It is past time for the bond market to forcefully react. We might start by rejecting Mr. Orr’s attempt to group Detroit’s GO debt into either a “secured” or “unsecured” category. The security for a traditional GO bond is altogether something other than “secured” or “unsecured,” and the market needs to educate the courts and policymakers about its unique, albeit hard-to-pinpoint, place in the municipal capital structure.

The precise security for a GO bond differs by state.
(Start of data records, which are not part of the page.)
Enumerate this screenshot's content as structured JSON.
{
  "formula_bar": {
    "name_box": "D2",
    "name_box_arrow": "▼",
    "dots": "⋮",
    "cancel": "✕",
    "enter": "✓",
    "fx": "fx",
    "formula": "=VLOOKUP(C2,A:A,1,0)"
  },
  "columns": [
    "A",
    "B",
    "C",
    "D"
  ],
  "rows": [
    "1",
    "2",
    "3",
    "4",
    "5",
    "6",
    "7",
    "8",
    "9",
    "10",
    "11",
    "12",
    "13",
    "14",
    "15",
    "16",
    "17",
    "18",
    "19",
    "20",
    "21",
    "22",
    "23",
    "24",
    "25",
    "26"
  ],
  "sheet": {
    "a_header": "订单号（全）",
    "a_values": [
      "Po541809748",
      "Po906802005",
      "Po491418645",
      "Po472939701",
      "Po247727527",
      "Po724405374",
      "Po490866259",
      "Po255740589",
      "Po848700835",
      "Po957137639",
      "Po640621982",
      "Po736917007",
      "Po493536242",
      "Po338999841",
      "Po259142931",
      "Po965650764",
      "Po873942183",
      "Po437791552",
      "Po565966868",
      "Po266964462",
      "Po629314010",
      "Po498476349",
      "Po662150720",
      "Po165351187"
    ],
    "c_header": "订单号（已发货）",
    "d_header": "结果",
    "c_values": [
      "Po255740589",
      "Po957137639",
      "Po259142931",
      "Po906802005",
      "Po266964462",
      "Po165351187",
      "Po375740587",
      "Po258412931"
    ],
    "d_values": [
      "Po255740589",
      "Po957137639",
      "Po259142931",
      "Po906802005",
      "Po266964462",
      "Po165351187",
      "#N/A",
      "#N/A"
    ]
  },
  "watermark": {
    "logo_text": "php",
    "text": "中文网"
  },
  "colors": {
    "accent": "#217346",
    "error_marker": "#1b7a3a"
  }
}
Some states require issuers to back their GO bonds with statutory liens or structure their GOs in ways that should insulate them from impairment in Chapter 9 (this may even include Detroit). Other GO debt is backed, by a “limited” amount of taxes, explicitly or implicitly.
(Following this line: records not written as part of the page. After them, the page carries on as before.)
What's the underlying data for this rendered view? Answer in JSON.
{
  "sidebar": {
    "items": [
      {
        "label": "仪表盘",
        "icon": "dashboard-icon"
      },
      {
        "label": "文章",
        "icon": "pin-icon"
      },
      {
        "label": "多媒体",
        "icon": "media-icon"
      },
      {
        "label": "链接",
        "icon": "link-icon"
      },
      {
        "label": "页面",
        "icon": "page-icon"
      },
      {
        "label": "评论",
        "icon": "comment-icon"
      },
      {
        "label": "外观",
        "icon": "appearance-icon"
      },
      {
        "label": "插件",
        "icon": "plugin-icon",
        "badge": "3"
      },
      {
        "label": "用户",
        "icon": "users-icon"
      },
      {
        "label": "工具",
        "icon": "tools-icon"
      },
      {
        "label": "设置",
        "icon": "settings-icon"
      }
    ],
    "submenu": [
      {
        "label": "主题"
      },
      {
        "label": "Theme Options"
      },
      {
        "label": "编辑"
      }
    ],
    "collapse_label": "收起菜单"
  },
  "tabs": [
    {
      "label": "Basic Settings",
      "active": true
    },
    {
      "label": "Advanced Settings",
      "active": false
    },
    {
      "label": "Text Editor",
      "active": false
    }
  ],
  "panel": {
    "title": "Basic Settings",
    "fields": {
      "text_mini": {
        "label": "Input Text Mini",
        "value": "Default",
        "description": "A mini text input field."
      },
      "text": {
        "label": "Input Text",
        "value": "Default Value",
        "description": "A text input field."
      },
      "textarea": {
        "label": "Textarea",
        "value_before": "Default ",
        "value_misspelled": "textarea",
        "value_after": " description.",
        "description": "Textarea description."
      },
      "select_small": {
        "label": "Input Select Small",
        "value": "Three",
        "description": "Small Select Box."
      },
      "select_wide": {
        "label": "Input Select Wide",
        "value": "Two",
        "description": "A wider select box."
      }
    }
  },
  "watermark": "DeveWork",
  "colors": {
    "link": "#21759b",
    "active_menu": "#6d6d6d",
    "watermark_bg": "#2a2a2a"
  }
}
But the traditional GO bond is backed merely by a municipality’s pledge of its “faith and credit” and “taxing power.” The pledge is understood to mean that a municipality will make its utmost good faith effort to draw on its resources, including its authority to tax, to repay bondholders. Because a municipality’s resources are often extensive, including the ability to tax, borrow, cut spending, sell assets, regionalize services, etc., common practice and market expectation is that a struggling local government must do everything in its power to avoid defaulting on a full faith and credit GO bond.
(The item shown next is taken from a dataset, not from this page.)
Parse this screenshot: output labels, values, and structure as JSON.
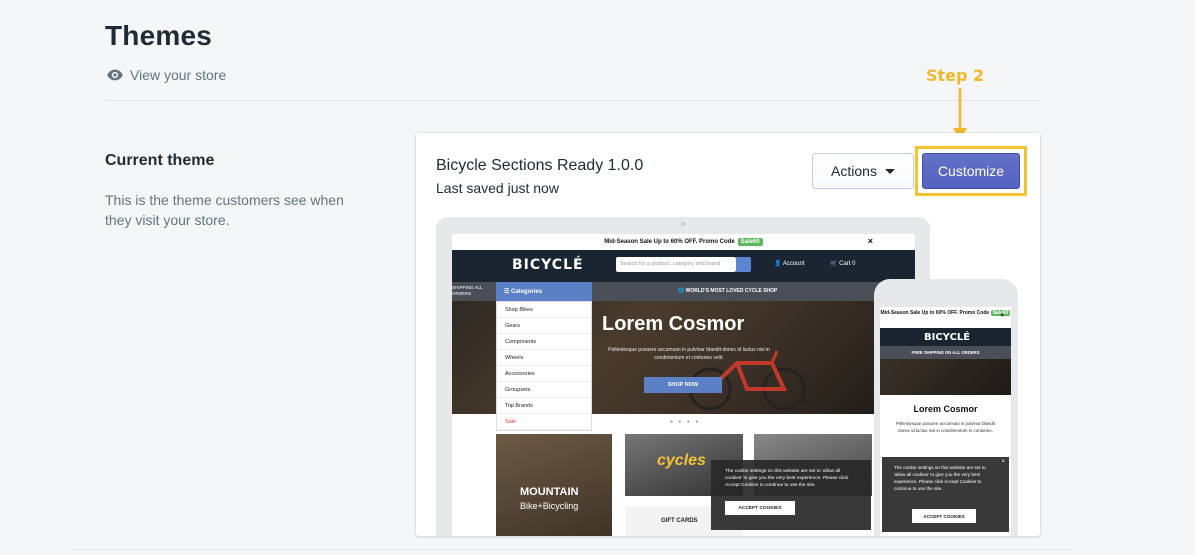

Nonetheless, a full faith and credit GO is not “secured” in the traditional sense. Full faith and credit GOs are not backed by any lien, property, collateral, or claim against a specified source of revenue.

Full faith and credit GOs are also not properly characterized as “unsecured.” A GO consists of a pledge of faith and credit. That pledge has been given to creditors, and just as with a bond backed by a dedicated tax or revenue stream, a default should be permitted only when the pledge has been fulfilled but fallen short. That is, a municipality, having given its best effort to repay and having tapped out its taxing ability and access to other funds, should be able to default on a GO.

But that is the only situation in which a GO should go un-honored.

GO bonds default very infrequently. Consequently, the courts have considered their security on few occasions. It is likely for this reason that the “secured”/”unsecured” framework continues to be used by market participants and lawyers. More accurate terminology is needed. The “true” meaning of a full faith and credit pledge encapsulates something other than these terms.

The most oft-cited modern case concerning the meaning of a “full faith and credit” GO pledge (the 1976 Flushing Bank case) essentially concluded that a GO security is valuable precisely during times of financial distress (e.g., recessions) and should be honored to the fullest extent possible, even during financial emergencies that threaten the public health and safety. This seems about right, and it suggests that a GO has a form of priority during a financial calamity. However, the extent of that priority remains unclear.

Better terminology is urgently required because the federal bankruptcy code is vague regarding GO security. Bankruptcy law appears to insulate only a subset of GO bonds from impairment. These include GOs secured by statutory liens, special revenue liens, or bond structures that limit the debtor’s control over the pledged tax revenue. Many bond lawyers worry that full faith and credit GO bonds will not be protected in the same way.

The 1997 National Bankruptcy Review Commission recognized the disparate treatment of “secured” and “unsecured” GO bonds and recommended correcting Chapter 9 to prioritize all GO bonds. No change was made. The intent, however, was to conform GO priority in federal bankruptcy court to that under state law. This kind of conformity is a fundamental principle of the bankruptcy code.

Detroit’s proposal to write-down its full faith and credit GOs in the 90% range is a bridge-too-far. Maybe Detroit has given its best effort and can only afford 10 cents on the dollar. But probably not. Show us some asset sales. Prove to the market that the tax base is exhausted, and explain why Detroit’s GOs were honored in each of the past several years but are now, suddenly, almost completely unpayable. That is the City’s burden and threshold to which a bankruptcy court should hold it.

Detroit should be a wake-up call for our market. For the sake of Detroit, other Michigan GO issuers, and the GO market generally, a clearer, accurate, and more rigorous understanding of “full, faith, and credit” is needed.